K. N. Raghavendra Swamy, Rama Krishna Alla, Shammas Mohammed, Anusha Konakanchi
K. N. Raghavendra Swamy1, Rama Krishna Alla2*, Shammas Mohammed3, Anusha Konakanchi4
1Professor, Department of Prosthodontics, JSS Dental College and Hospital, JSS University, Mysore, India.
2Assistant Professor, Department of Dental Materials, Vishnu Dental College, Bhimavaram, Andhra Pradesh, India.
3Associate Professor, Dept. of OMFR, Ibn Sina National College for Medical Sciences, Jeddah, KSA.
4Assistant Professor in Chemistry, Department of Basic Sciences, Sri Vishnu Engineering College for Women, Bhimavaram, Andhra Pradesh, India.
Volume - 11,
Issue - 4,
Year - 2018
Dentures made from acrylic resin based polymeric systems were popular because of their ease of moulding, excellent esthetic appearance and suitable mechanical characteristics in most clinical conditions. However, these denture bases are easily colonized by oral microorganisms which can induce a chronic inflammatory response in the oral mucosa, described as denture stomatitis. The primary etiological factor for denture stomatitis is associated with the growth of Candida species on the fitting surface of the denture where there is less flow of saliva resulting in anaerobic conditions and decrease in pH. Other factors such as poor denture hygiene, continuous denture wearing, ill-fitting dentures, the amount of tissue covered by dentures, wearing denture at night, smoking, carbohydrate-rich diet and allergy to denture base material may also lead to denture stomatitis. The treatment for Candidiasis includes denture replacement, adoption of prophylactic measures by the patient and prescription of antifungal drugs. For elderly and institutionalized patients this treatment is further complicated because of factors such as loss of memory, difficulty in proper cleaning of the denture and following a strict routine of topical application of an antifungal agent. These limitations have encouraged the development of other methods of drug delivery, such as incorporation of antifungal agents into denture base materials. The rationale for the development of such material is to ensure delivery of antifungal agents at the site of action within minimum possible concentration. This paper discusses the types of antifungal agents incorporated into the denture base materials in order to prevent denture stomatitis.
Cite this article:
K. N. Raghavendra Swamy, Rama Krishna Alla, Shammas Mohammed, Anusha Konakanchi. The Role of Antifungal Agents in Treating Denture Stomatitis. Research J. Pharm. and Tech 2018; 11(4): 1365-1369. doi: 10.5958/0974-360X.2018.00254.8
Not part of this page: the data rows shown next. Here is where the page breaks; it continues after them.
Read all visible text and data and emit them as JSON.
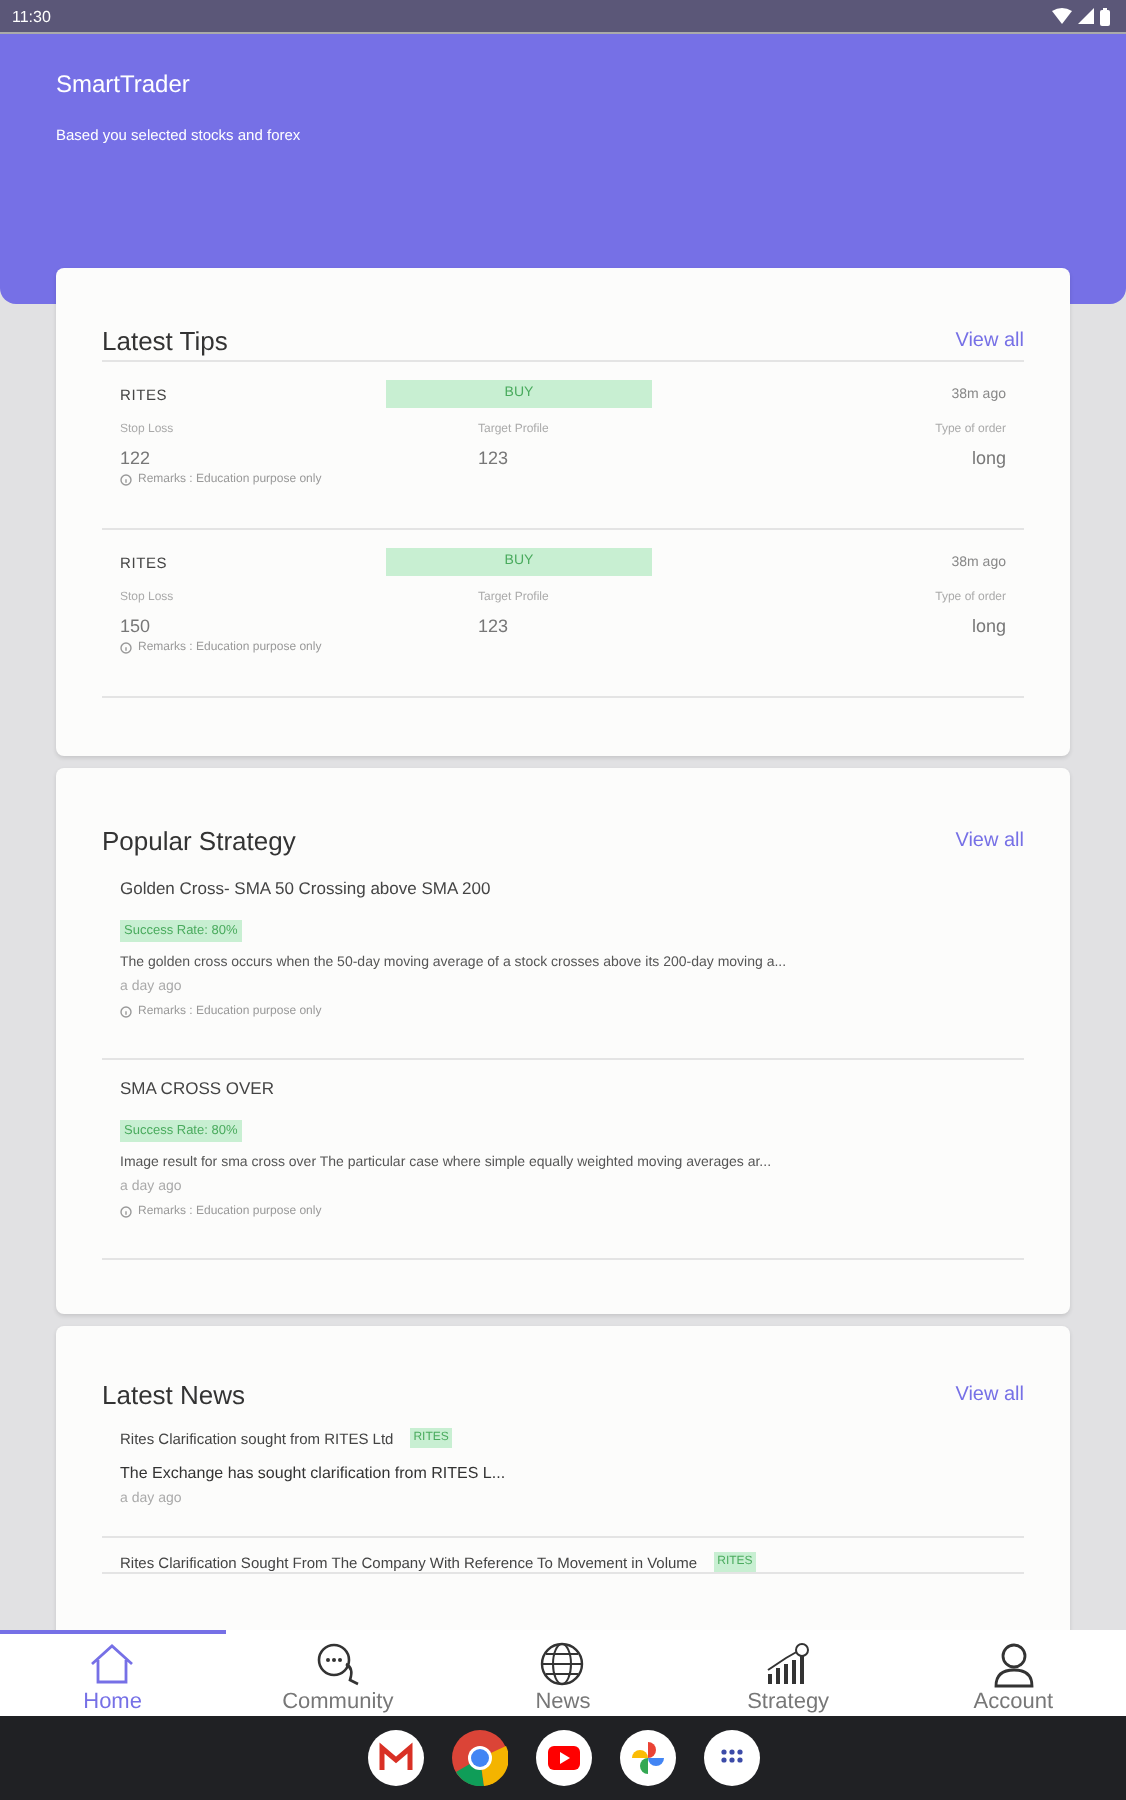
{
  "status_bar": {
    "time": "11:30"
  },
  "header": {
    "title": "SmartTrader",
    "subtitle": "Based you selected stocks and forex"
  },
  "tips": {
    "title": "Latest Tips",
    "view_all": "View all",
    "items": [
      {
        "symbol": "RITES",
        "action": "BUY",
        "time": "38m ago",
        "stop_loss_label": "Stop Loss",
        "stop_loss": "122",
        "target_label": "Target Profile",
        "target": "123",
        "order_type_label": "Type of order",
        "order_type": "long",
        "remarks": "Remarks : Education purpose only"
      },
      {
        "symbol": "RITES",
        "action": "BUY",
        "time": "38m ago",
        "stop_loss_label": "Stop Loss",
        "stop_loss": "150",
        "target_label": "Target Profile",
        "target": "123",
        "order_type_label": "Type of order",
        "order_type": "long",
        "remarks": "Remarks : Education purpose only"
      }
    ]
  },
  "strategy": {
    "title": "Popular Strategy",
    "view_all": "View all",
    "items": [
      {
        "name": "Golden Cross- SMA 50 Crossing above SMA 200",
        "success": "Success Rate: 80%",
        "description": "The golden cross occurs when the 50-day moving average of a stock crosses above its 200-day moving a...",
        "time": "a day ago",
        "remarks": "Remarks : Education purpose only"
      },
      {
        "name": "SMA CROSS OVER",
        "success": "Success Rate: 80%",
        "description": "Image result for sma cross over The particular case where simple equally weighted moving averages ar...",
        "time": "a day ago",
        "remarks": "Remarks : Education purpose only"
      }
    ]
  },
  "news": {
    "title": "Latest News",
    "view_all": "View all",
    "items": [
      {
        "headline": "Rites Clarification sought from RITES Ltd",
        "tag": "RITES",
        "summary": "The Exchange has sought clarification from RITES L...",
        "time": "a day ago"
      },
      {
        "headline": "Rites Clarification Sought From The Company With Reference To Movement in Volume",
        "tag": "RITES"
      }
    ]
  },
  "nav": [
    {
      "label": "Home",
      "kind": "home",
      "selected": true
    },
    {
      "label": "Community",
      "kind": "chat",
      "selected": false
    },
    {
      "label": "News",
      "kind": "globe",
      "selected": false
    },
    {
      "label": "Strategy",
      "kind": "chart",
      "selected": false
    },
    {
      "label": "Account",
      "kind": "person",
      "selected": false
    }
  ]
}
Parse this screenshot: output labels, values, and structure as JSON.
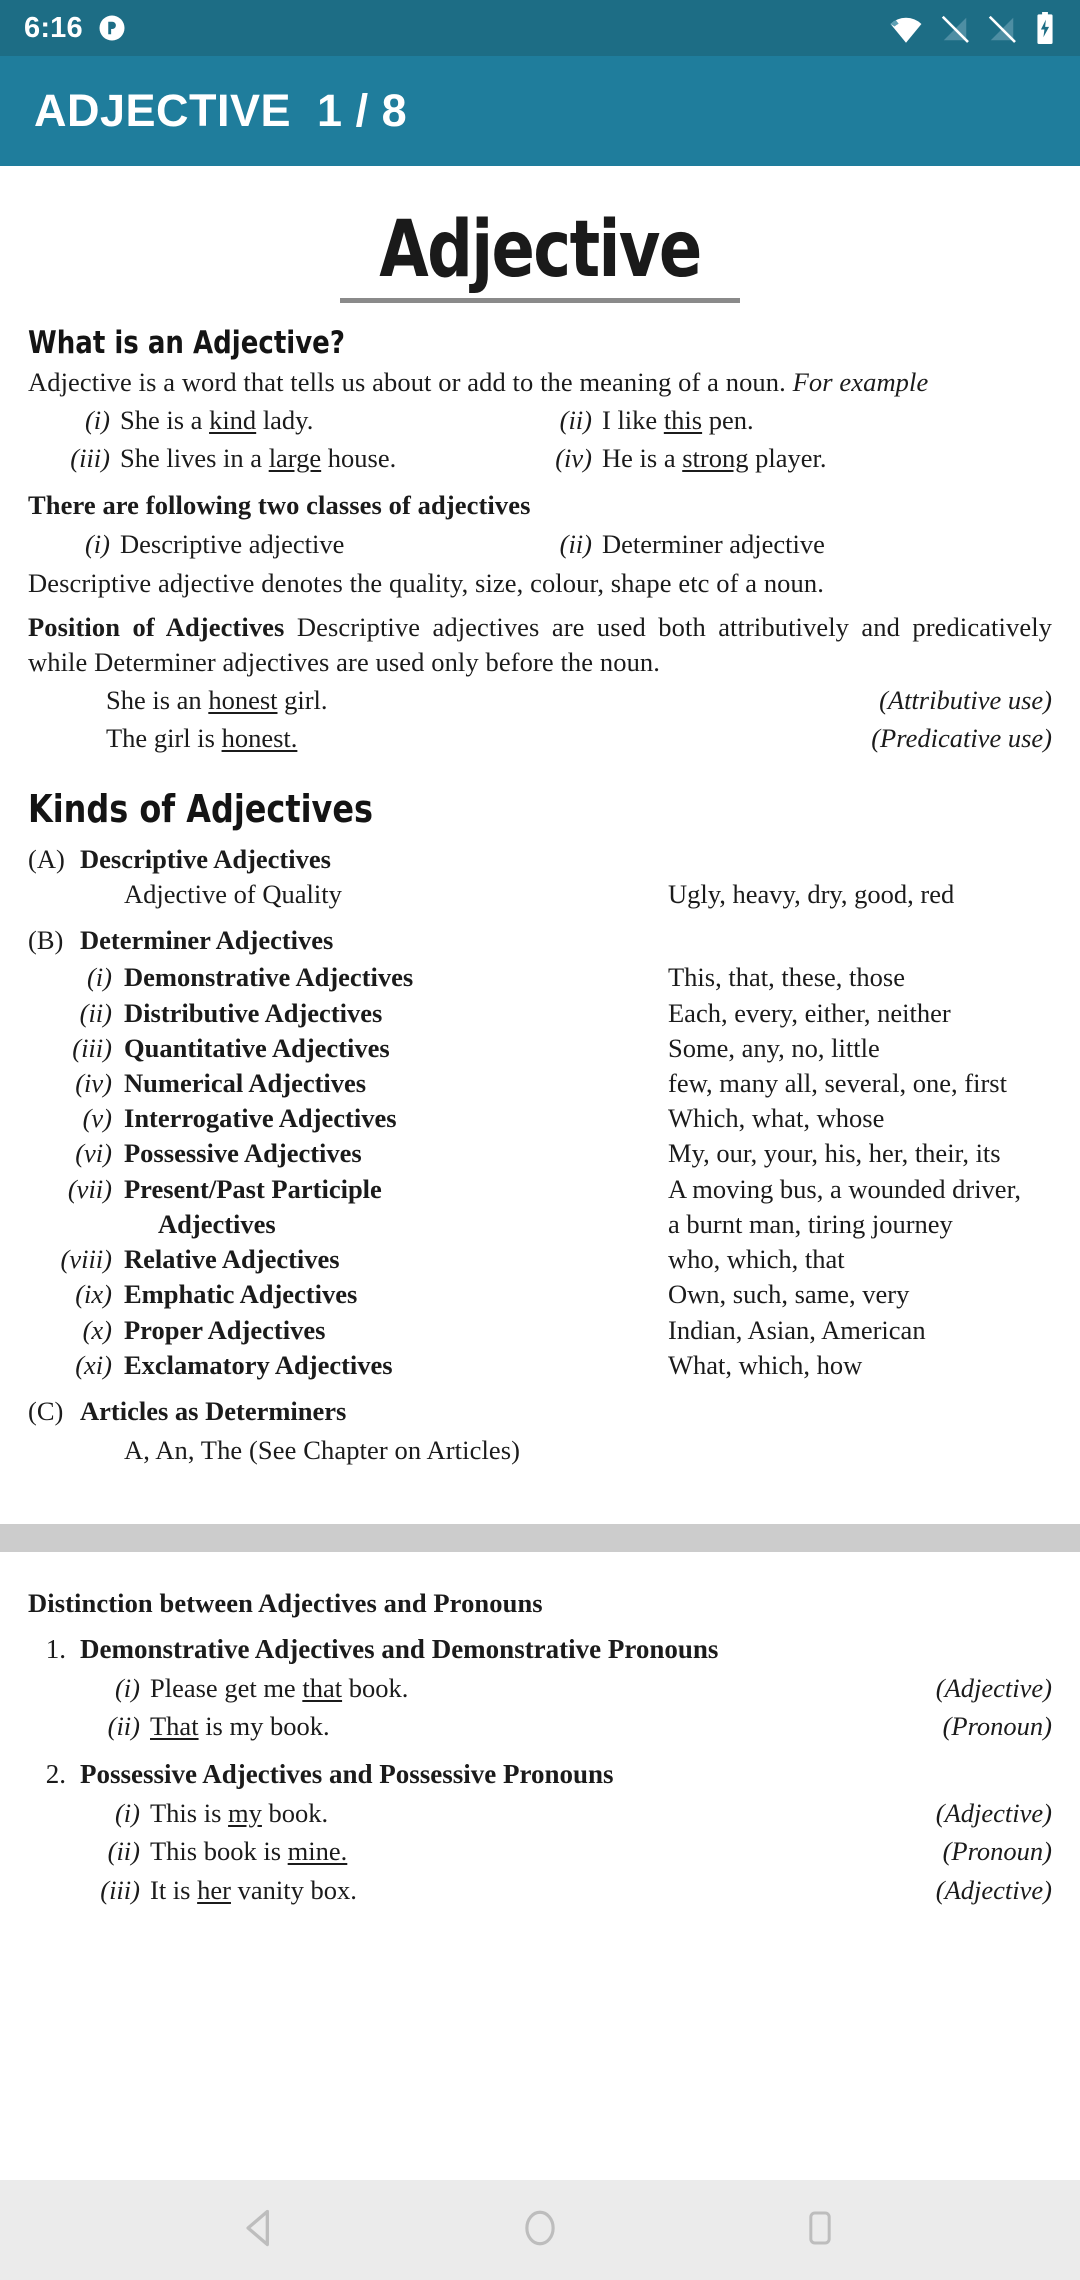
{
  "status_bar": {
    "time": "6:16",
    "icons": [
      "do-not-disturb-icon",
      "wifi-icon",
      "no-sim-1-icon",
      "no-sim-2-icon",
      "battery-charging-icon"
    ],
    "background_color": "#1d6d85"
  },
  "app_bar": {
    "title": "ADJECTIVE  1 / 8",
    "background_color": "#1f7d9c"
  },
  "document": {
    "title": "Adjective",
    "section_what_is": {
      "heading": "What is an Adjective?",
      "intro_plain": "Adjective is a word that tells us about or add to the meaning of a noun. ",
      "intro_italic": "For example",
      "examples": [
        {
          "num": "(i)",
          "pre": "She is a ",
          "u": "kind",
          "post": " lady."
        },
        {
          "num": "(ii)",
          "pre": "I like ",
          "u": "this",
          "post": " pen."
        },
        {
          "num": "(iii)",
          "pre": "She lives in a ",
          "u": "large",
          "post": " house."
        },
        {
          "num": "(iv)",
          "pre": "He is a ",
          "u": "strong",
          "post": " player."
        }
      ]
    },
    "section_classes": {
      "heading": "There are following two classes of adjectives",
      "items": [
        {
          "num": "(i)",
          "text": "Descriptive adjective"
        },
        {
          "num": "(ii)",
          "text": "Determiner adjective"
        }
      ],
      "note": "Descriptive adjective denotes the quality, size, colour, shape etc of a noun."
    },
    "section_position": {
      "lead": "Position of Adjectives",
      "body": " Descriptive adjectives are used both attributively and predicatively while Determiner adjectives are used only before the noun.",
      "examples": [
        {
          "pre": "She is an ",
          "u": "honest",
          "post": " girl.",
          "tag": "(Attributive use)"
        },
        {
          "pre": "The girl is ",
          "u": "honest.",
          "post": "",
          "tag": "(Predicative use)"
        }
      ]
    },
    "section_kinds": {
      "heading": "Kinds of Adjectives",
      "group_a": {
        "letter": "(A)",
        "title": "Descriptive Adjectives",
        "rows": [
          {
            "label": "Adjective of Quality",
            "examples": "Ugly, heavy, dry, good, red"
          }
        ]
      },
      "group_b": {
        "letter": "(B)",
        "title": "Determiner Adjectives",
        "rows": [
          {
            "num": "(i)",
            "label": "Demonstrative Adjectives",
            "examples": "This, that, these, those"
          },
          {
            "num": "(ii)",
            "label": "Distributive Adjectives",
            "examples": "Each, every, either, neither"
          },
          {
            "num": "(iii)",
            "label": "Quantitative Adjectives",
            "examples": "Some, any, no, little"
          },
          {
            "num": "(iv)",
            "label": "Numerical Adjectives",
            "examples": "few, many all, several, one, first"
          },
          {
            "num": "(v)",
            "label": "Interrogative Adjectives",
            "examples": "Which, what, whose"
          },
          {
            "num": "(vi)",
            "label": "Possessive Adjectives",
            "examples": "My, our, your, his, her, their, its"
          },
          {
            "num": "(vii)",
            "label": "Present/Past Participle",
            "examples": "A moving bus, a wounded driver,"
          },
          {
            "num": "",
            "label": "Adjectives",
            "examples": "a burnt man, tiring journey"
          },
          {
            "num": "(viii)",
            "label": "Relative Adjectives",
            "examples": "who, which, that"
          },
          {
            "num": "(ix)",
            "label": "Emphatic Adjectives",
            "examples": "Own, such, same, very"
          },
          {
            "num": "(x)",
            "label": "Proper Adjectives",
            "examples": "Indian, Asian, American"
          },
          {
            "num": "(xi)",
            "label": "Exclamatory Adjectives",
            "examples": "What, which, how"
          }
        ]
      },
      "group_c": {
        "letter": "(C)",
        "title": "Articles as Determiners",
        "note": "A, An, The (See Chapter on Articles)"
      }
    },
    "section_distinction": {
      "heading": "Distinction between Adjectives and Pronouns",
      "groups": [
        {
          "num": "1.",
          "title": "Demonstrative Adjectives and Demonstrative Pronouns",
          "items": [
            {
              "num": "(i)",
              "pre": "Please get me ",
              "u": "that",
              "post": " book.",
              "tag": "(Adjective)"
            },
            {
              "num": "(ii)",
              "pre": "",
              "u": "That",
              "post": " is my book.",
              "tag": "(Pronoun)"
            }
          ]
        },
        {
          "num": "2.",
          "title": "Possessive Adjectives and Possessive Pronouns",
          "items": [
            {
              "num": "(i)",
              "pre": "This is ",
              "u": "my",
              "post": " book.",
              "tag": "(Adjective)"
            },
            {
              "num": "(ii)",
              "pre": "This book is ",
              "u": "mine.",
              "post": "",
              "tag": "(Pronoun)"
            },
            {
              "num": "(iii)",
              "pre": "It is ",
              "u": "her",
              "post": " vanity box.",
              "tag": "(Adjective)"
            }
          ]
        }
      ]
    }
  },
  "nav_bar": {
    "buttons": [
      "back-icon",
      "home-icon",
      "recents-icon"
    ],
    "background_color": "#ebebeb"
  }
}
K. N. Raghavendra Swamy, Rama Krishna Alla, Shammas Mohammed, Anusha Konakanchi. The Role of Antifungal Agents in Treating Denture Stomatitis. Research J. Pharm. and Tech 2018; 11(4): 1365-1369. doi: 10.5958/0974-360X.2018.00254.8 Available on: https://rjptonline.org/AbstractView.aspx?PID=2018-11-4-18